Florida established child support guidelines which follows the income shares model. The guidelines are far from foolproof, but do provide the amounts can be adjusted upward or downward. The statute allows deviations by up to 5 percent after considering relevant factors.

Additionally, the statute authorizes deviations by more than 5 percent, pursuant to a list of 10 enumerated factors, and one equitable factor — the colloquial “catch-all” exception. Finally, the statue mandates use of a gross-up calculation of support for substantial time-sharing.

In Florida, parents exercising substantial time-sharing incur their own child rearing expenses when they time-share, and are duplicating payment for items already included in their child support.

Without adjustments for substantial time-sharing, parents can be paying twice for a child’s expense, making time-sharing prohibitively expensive. Accordingly, in 2008, the statute was amended to expand the meaning of substantial time-sharing to equalize the child support obligation.

Back in Israel

Attorney Amir Shai, who represented one of the fathers, described the ruling as one of the most important decisions of the last decade. “From now on, the discrimination by which only fathers have to financially support their children will end,” said Shai.

Children in Israel now have two addresses which must take care of them, as in any normal country. It’s reasonable to expect that tens of thousands of fathers will now flood the courts with requests to adjust their child support payments in accordance with this ruling in the coming months.

The Jerusalem Post article is here.

 

Divorce and Private School

By The Law Offices of Ronald H. Kauffman of Ronald H. Kauffman, P.A. posted in Child Support on Monday, August 31, 2015.

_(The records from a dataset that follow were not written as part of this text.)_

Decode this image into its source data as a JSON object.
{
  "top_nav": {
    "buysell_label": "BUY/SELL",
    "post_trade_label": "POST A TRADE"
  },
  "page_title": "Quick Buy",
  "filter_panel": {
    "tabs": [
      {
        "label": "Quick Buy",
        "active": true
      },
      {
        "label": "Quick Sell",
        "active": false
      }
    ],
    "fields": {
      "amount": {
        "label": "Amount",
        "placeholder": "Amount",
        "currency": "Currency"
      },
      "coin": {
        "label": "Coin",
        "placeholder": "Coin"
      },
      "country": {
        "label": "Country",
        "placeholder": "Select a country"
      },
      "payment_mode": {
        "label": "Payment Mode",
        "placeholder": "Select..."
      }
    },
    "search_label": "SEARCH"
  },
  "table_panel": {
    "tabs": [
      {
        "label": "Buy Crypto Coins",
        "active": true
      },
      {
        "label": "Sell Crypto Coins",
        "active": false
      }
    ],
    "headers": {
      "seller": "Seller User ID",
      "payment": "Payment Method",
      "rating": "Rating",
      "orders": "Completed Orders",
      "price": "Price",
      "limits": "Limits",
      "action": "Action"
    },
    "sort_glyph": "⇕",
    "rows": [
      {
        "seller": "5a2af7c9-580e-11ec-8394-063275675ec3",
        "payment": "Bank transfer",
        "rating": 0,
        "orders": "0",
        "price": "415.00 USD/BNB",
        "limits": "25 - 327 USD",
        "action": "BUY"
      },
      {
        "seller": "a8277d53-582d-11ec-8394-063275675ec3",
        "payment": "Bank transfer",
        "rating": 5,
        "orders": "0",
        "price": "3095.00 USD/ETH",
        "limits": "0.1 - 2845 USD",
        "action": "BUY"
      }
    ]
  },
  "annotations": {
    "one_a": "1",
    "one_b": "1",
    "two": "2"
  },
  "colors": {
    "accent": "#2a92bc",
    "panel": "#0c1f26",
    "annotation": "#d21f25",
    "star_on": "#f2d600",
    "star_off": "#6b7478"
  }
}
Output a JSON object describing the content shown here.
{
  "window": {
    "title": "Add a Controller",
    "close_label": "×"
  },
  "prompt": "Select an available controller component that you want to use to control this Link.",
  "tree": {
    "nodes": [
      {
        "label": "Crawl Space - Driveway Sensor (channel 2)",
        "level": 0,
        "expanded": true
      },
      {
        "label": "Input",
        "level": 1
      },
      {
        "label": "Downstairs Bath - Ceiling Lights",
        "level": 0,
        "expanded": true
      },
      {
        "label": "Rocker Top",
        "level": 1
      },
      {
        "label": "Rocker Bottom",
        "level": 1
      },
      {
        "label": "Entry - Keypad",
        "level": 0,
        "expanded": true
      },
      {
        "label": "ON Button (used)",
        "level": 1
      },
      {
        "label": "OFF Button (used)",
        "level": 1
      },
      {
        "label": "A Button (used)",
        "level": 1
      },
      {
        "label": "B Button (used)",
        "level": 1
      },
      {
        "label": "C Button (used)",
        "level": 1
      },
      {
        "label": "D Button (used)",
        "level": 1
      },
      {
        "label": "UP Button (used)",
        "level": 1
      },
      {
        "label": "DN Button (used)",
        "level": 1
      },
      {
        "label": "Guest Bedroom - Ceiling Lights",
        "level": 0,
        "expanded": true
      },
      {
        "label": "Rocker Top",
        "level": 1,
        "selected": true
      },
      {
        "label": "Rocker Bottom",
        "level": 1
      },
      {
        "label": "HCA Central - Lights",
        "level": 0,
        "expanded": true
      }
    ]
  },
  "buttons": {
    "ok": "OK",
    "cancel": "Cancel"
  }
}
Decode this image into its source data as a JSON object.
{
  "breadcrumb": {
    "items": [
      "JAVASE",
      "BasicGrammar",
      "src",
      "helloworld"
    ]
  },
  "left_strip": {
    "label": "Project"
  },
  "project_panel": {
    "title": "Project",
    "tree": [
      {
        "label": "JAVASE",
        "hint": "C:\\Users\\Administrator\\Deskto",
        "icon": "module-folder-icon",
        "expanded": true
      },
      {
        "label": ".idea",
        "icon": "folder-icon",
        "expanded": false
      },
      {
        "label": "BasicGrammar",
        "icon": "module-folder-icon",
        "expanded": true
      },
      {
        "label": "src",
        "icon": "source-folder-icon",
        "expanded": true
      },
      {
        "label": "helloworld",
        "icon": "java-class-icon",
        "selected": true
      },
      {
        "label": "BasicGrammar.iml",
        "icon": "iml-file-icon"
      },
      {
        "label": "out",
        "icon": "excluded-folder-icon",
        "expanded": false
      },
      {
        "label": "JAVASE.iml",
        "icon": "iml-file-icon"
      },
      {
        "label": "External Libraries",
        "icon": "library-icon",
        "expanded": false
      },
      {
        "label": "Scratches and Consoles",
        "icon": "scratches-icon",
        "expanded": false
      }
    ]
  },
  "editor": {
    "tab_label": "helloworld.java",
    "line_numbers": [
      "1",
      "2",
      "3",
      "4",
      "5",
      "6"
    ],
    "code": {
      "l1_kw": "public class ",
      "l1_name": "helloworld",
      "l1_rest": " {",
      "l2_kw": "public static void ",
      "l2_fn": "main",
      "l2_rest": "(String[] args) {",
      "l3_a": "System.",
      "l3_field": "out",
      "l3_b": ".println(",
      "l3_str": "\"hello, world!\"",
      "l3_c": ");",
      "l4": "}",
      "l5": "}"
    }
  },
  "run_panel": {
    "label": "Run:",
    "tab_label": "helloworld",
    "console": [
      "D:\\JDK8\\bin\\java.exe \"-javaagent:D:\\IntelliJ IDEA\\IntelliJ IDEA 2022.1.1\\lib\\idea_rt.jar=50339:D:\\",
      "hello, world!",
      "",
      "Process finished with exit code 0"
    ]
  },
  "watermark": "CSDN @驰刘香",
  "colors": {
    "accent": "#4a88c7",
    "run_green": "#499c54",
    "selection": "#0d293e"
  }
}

You want public school for the children. She wants them in a private school. Can you be forced to pay for your child’s private school tuition in a divorce?

This is a topic which comes up around this time of the year as we get ready for the start of the new school semester. I’ve written about being forced to pay for college tuition before.

Last year a New Jersey judge ordered the divorced couple to pay $16,000 every year the 21-year-old is enrolled in classes. The judge relied on a landmark New Jersey Supreme Court case that ruled divorced parents may be responsible for providing for their child’s “necessary education.”

Florida law does not follow New Jersey’s “necessary education” concept. In Florida, a parent’s duty to pay an adult child’s college expenses is moral rather than legal.

But what about regular elementary and high school tuition? Often times the tuition is greater than college. In Florida, a private school obligation increases a parent’s total child support obligation.

Pursuant to Florida Statutes, a trial court cannot order a parent to contribute to private school expenses unless it first finds that:

(1) the parties have the ability to pay such expenses

(2) the expenses are in accordance with the customary standard of living of the parties, and

(3) attendance at private school is in the child’s best interest.

If parents are unable to reach an agreement with respect to the payment of tuition, a judge will review the evidence you present and make a decision. If this becomes necessary, the judge will review all of the financial aspects of the case, including each parent’s income, the history of paying certain expenses and the schools themselves.